▸ INSTRUCTIONS FOR THE TASK: All the lines below need to be output exactly, apart from any images.

▸ MATERIAL SHOWN:
▼

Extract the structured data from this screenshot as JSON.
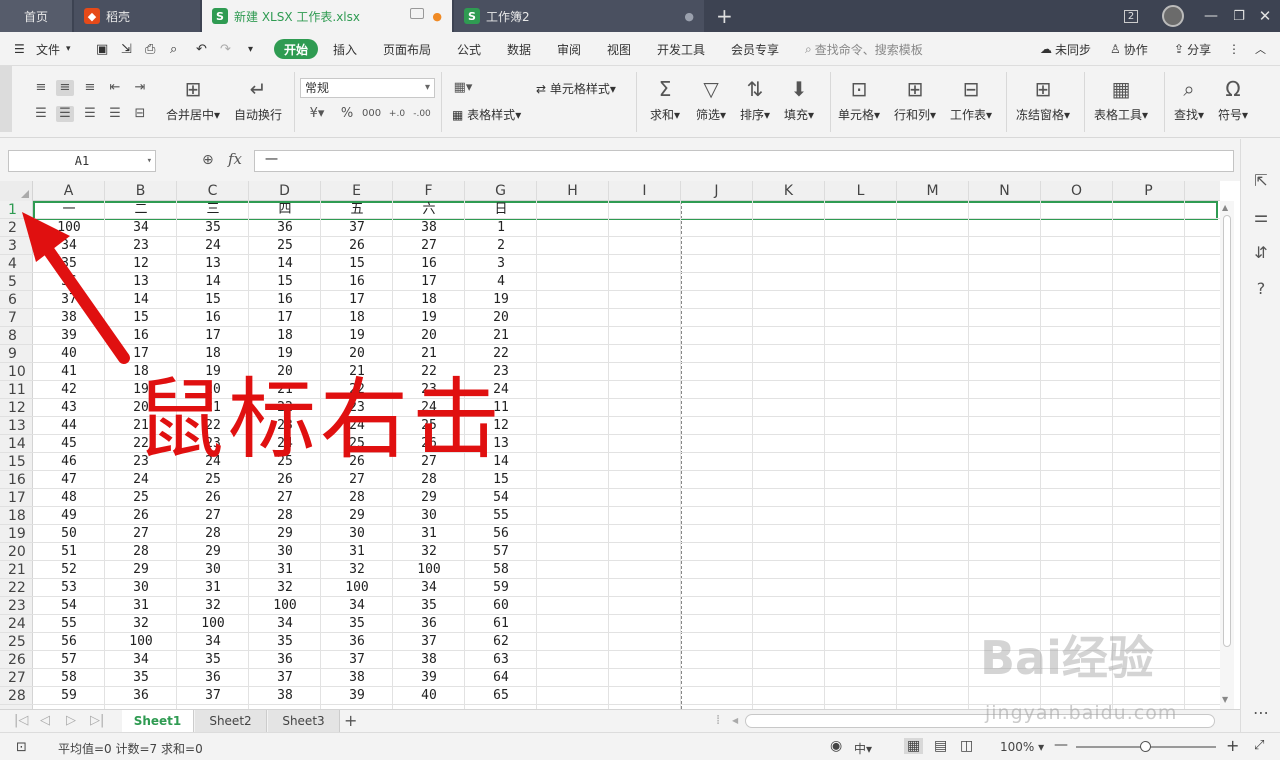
{
  "titlebar": {
    "tabs": [
      {
        "label": "首页"
      },
      {
        "label": "稻壳"
      },
      {
        "label": "新建 XLSX 工作表.xlsx"
      },
      {
        "label": "工作簿2"
      }
    ],
    "window_badge": "2"
  },
  "menu": {
    "file": "文件",
    "items": [
      "开始",
      "插入",
      "页面布局",
      "公式",
      "数据",
      "审阅",
      "视图",
      "开发工具",
      "会员专享"
    ],
    "search_placeholder": "查找命令、搜索模板",
    "right": [
      "未同步",
      "协作",
      "分享"
    ]
  },
  "ribbon": {
    "merge": "合并居中",
    "wrap": "自动换行",
    "number_format": "常规",
    "currency": "¥",
    "percent": "%",
    "thousands": "000",
    "cell_style": "单元格样式",
    "table_style": "表格样式",
    "sum": "求和",
    "filter": "筛选",
    "sort": "排序",
    "fill": "填充",
    "cell": "单元格",
    "rowcol": "行和列",
    "sheet": "工作表",
    "freeze": "冻结窗格",
    "table_tools": "表格工具",
    "find": "查找",
    "symbol": "符号"
  },
  "formula_bar": {
    "name_box": "A1",
    "fx": "fx",
    "content": "一"
  },
  "columns": [
    "A",
    "B",
    "C",
    "D",
    "E",
    "F",
    "G",
    "H",
    "I",
    "J",
    "K",
    "L",
    "M",
    "N",
    "O",
    "P"
  ],
  "rows": [
    [
      "一",
      "二",
      "三",
      "四",
      "五",
      "六",
      "日"
    ],
    [
      "100",
      "34",
      "35",
      "36",
      "37",
      "38",
      "1"
    ],
    [
      "34",
      "23",
      "24",
      "25",
      "26",
      "27",
      "2"
    ],
    [
      "35",
      "12",
      "13",
      "14",
      "15",
      "16",
      "3"
    ],
    [
      "36",
      "13",
      "14",
      "15",
      "16",
      "17",
      "4"
    ],
    [
      "37",
      "14",
      "15",
      "16",
      "17",
      "18",
      "19"
    ],
    [
      "38",
      "15",
      "16",
      "17",
      "18",
      "19",
      "20"
    ],
    [
      "39",
      "16",
      "17",
      "18",
      "19",
      "20",
      "21"
    ],
    [
      "40",
      "17",
      "18",
      "19",
      "20",
      "21",
      "22"
    ],
    [
      "41",
      "18",
      "19",
      "20",
      "21",
      "22",
      "23"
    ],
    [
      "42",
      "19",
      "20",
      "21",
      "22",
      "23",
      "24"
    ],
    [
      "43",
      "20",
      "21",
      "22",
      "23",
      "24",
      "11"
    ],
    [
      "44",
      "21",
      "22",
      "23",
      "24",
      "25",
      "12"
    ],
    [
      "45",
      "22",
      "23",
      "24",
      "25",
      "26",
      "13"
    ],
    [
      "46",
      "23",
      "24",
      "25",
      "26",
      "27",
      "14"
    ],
    [
      "47",
      "24",
      "25",
      "26",
      "27",
      "28",
      "15"
    ],
    [
      "48",
      "25",
      "26",
      "27",
      "28",
      "29",
      "54"
    ],
    [
      "49",
      "26",
      "27",
      "28",
      "29",
      "30",
      "55"
    ],
    [
      "50",
      "27",
      "28",
      "29",
      "30",
      "31",
      "56"
    ],
    [
      "51",
      "28",
      "29",
      "30",
      "31",
      "32",
      "57"
    ],
    [
      "52",
      "29",
      "30",
      "31",
      "32",
      "100",
      "58"
    ],
    [
      "53",
      "30",
      "31",
      "32",
      "100",
      "34",
      "59"
    ],
    [
      "54",
      "31",
      "32",
      "100",
      "34",
      "35",
      "60"
    ],
    [
      "55",
      "32",
      "100",
      "34",
      "35",
      "36",
      "61"
    ],
    [
      "56",
      "100",
      "34",
      "35",
      "36",
      "37",
      "62"
    ],
    [
      "57",
      "34",
      "35",
      "36",
      "37",
      "38",
      "63"
    ],
    [
      "58",
      "35",
      "36",
      "37",
      "38",
      "39",
      "64"
    ],
    [
      "59",
      "36",
      "37",
      "38",
      "39",
      "40",
      "65"
    ]
  ],
  "sheets": [
    "Sheet1",
    "Sheet2",
    "Sheet3"
  ],
  "status": {
    "stats": "平均值=0  计数=7  求和=0",
    "zoom": "100%"
  },
  "annotation": {
    "text": "鼠标右击",
    "color": "#e01010"
  },
  "watermark": {
    "brand": "Bai经验",
    "url": "jingyan.baidu.com"
  },
  "colors": {
    "accent": "#2f9b52",
    "titlebar": "#3d4352"
  }
}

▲

▸ EXERCISE RESULT:
Extract the structured data from this screenshot as JSON.
{
  "titlebar": {
    "tabs": [
      {
        "label": "首页"
      },
      {
        "label": "稻壳"
      },
      {
        "label": "新建 XLSX 工作表.xlsx"
      },
      {
        "label": "工作簿2"
      }
    ],
    "window_badge": "2"
  },
  "menu": {
    "file": "文件",
    "items": [
      "开始",
      "插入",
      "页面布局",
      "公式",
      "数据",
      "审阅",
      "视图",
      "开发工具",
      "会员专享"
    ],
    "search_placeholder": "查找命令、搜索模板",
    "right": [
      "未同步",
      "协作",
      "分享"
    ]
  },
  "ribbon": {
    "merge": "合并居中",
    "wrap": "自动换行",
    "number_format": "常规",
    "currency": "¥",
    "percent": "%",
    "thousands": "000",
    "cell_style": "单元格样式",
    "table_style": "表格样式",
    "sum": "求和",
    "filter": "筛选",
    "sort": "排序",
    "fill": "填充",
    "cell": "单元格",
    "rowcol": "行和列",
    "sheet": "工作表",
    "freeze": "冻结窗格",
    "table_tools": "表格工具",
    "find": "查找",
    "symbol": "符号"
  },
  "formula_bar": {
    "name_box": "A1",
    "fx": "fx",
    "content": "一"
  },
  "columns": [
    "A",
    "B",
    "C",
    "D",
    "E",
    "F",
    "G",
    "H",
    "I",
    "J",
    "K",
    "L",
    "M",
    "N",
    "O",
    "P"
  ],
  "rows": [
    [
      "一",
      "二",
      "三",
      "四",
      "五",
      "六",
      "日"
    ],
    [
      "100",
      "34",
      "35",
      "36",
      "37",
      "38",
      "1"
    ],
    [
      "34",
      "23",
      "24",
      "25",
      "26",
      "27",
      "2"
    ],
    [
      "35",
      "12",
      "13",
      "14",
      "15",
      "16",
      "3"
    ],
    [
      "36",
      "13",
      "14",
      "15",
      "16",
      "17",
      "4"
    ],
    [
      "37",
      "14",
      "15",
      "16",
      "17",
      "18",
      "19"
    ],
    [
      "38",
      "15",
      "16",
      "17",
      "18",
      "19",
      "20"
    ],
    [
      "39",
      "16",
      "17",
      "18",
      "19",
      "20",
      "21"
    ],
    [
      "40",
      "17",
      "18",
      "19",
      "20",
      "21",
      "22"
    ],
    [
      "41",
      "18",
      "19",
      "20",
      "21",
      "22",
      "23"
    ],
    [
      "42",
      "19",
      "20",
      "21",
      "22",
      "23",
      "24"
    ],
    [
      "43",
      "20",
      "21",
      "22",
      "23",
      "24",
      "11"
    ],
    [
      "44",
      "21",
      "22",
      "23",
      "24",
      "25",
      "12"
    ],
    [
      "45",
      "22",
      "23",
      "24",
      "25",
      "26",
      "13"
    ],
    [
      "46",
      "23",
      "24",
      "25",
      "26",
      "27",
      "14"
    ],
    [
      "47",
      "24",
      "25",
      "26",
      "27",
      "28",
      "15"
    ],
    [
      "48",
      "25",
      "26",
      "27",
      "28",
      "29",
      "54"
    ],
    [
      "49",
      "26",
      "27",
      "28",
      "29",
      "30",
      "55"
    ],
    [
      "50",
      "27",
      "28",
      "29",
      "30",
      "31",
      "56"
    ],
    [
      "51",
      "28",
      "29",
      "30",
      "31",
      "32",
      "57"
    ],
    [
      "52",
      "29",
      "30",
      "31",
      "32",
      "100",
      "58"
    ],
    [
      "53",
      "30",
      "31",
      "32",
      "100",
      "34",
      "59"
    ],
    [
      "54",
      "31",
      "32",
      "100",
      "34",
      "35",
      "60"
    ],
    [
      "55",
      "32",
      "100",
      "34",
      "35",
      "36",
      "61"
    ],
    [
      "56",
      "100",
      "34",
      "35",
      "36",
      "37",
      "62"
    ],
    [
      "57",
      "34",
      "35",
      "36",
      "37",
      "38",
      "63"
    ],
    [
      "58",
      "35",
      "36",
      "37",
      "38",
      "39",
      "64"
    ],
    [
      "59",
      "36",
      "37",
      "38",
      "39",
      "40",
      "65"
    ]
  ],
  "sheets": [
    "Sheet1",
    "Sheet2",
    "Sheet3"
  ],
  "status": {
    "stats": "平均值=0  计数=7  求和=0",
    "zoom": "100%"
  },
  "annotation": {
    "text": "鼠标右击",
    "color": "#e01010"
  },
  "watermark": {
    "brand": "Bai经验",
    "url": "jingyan.baidu.com"
  },
  "colors": {
    "accent": "#2f9b52",
    "titlebar": "#3d4352"
  }
}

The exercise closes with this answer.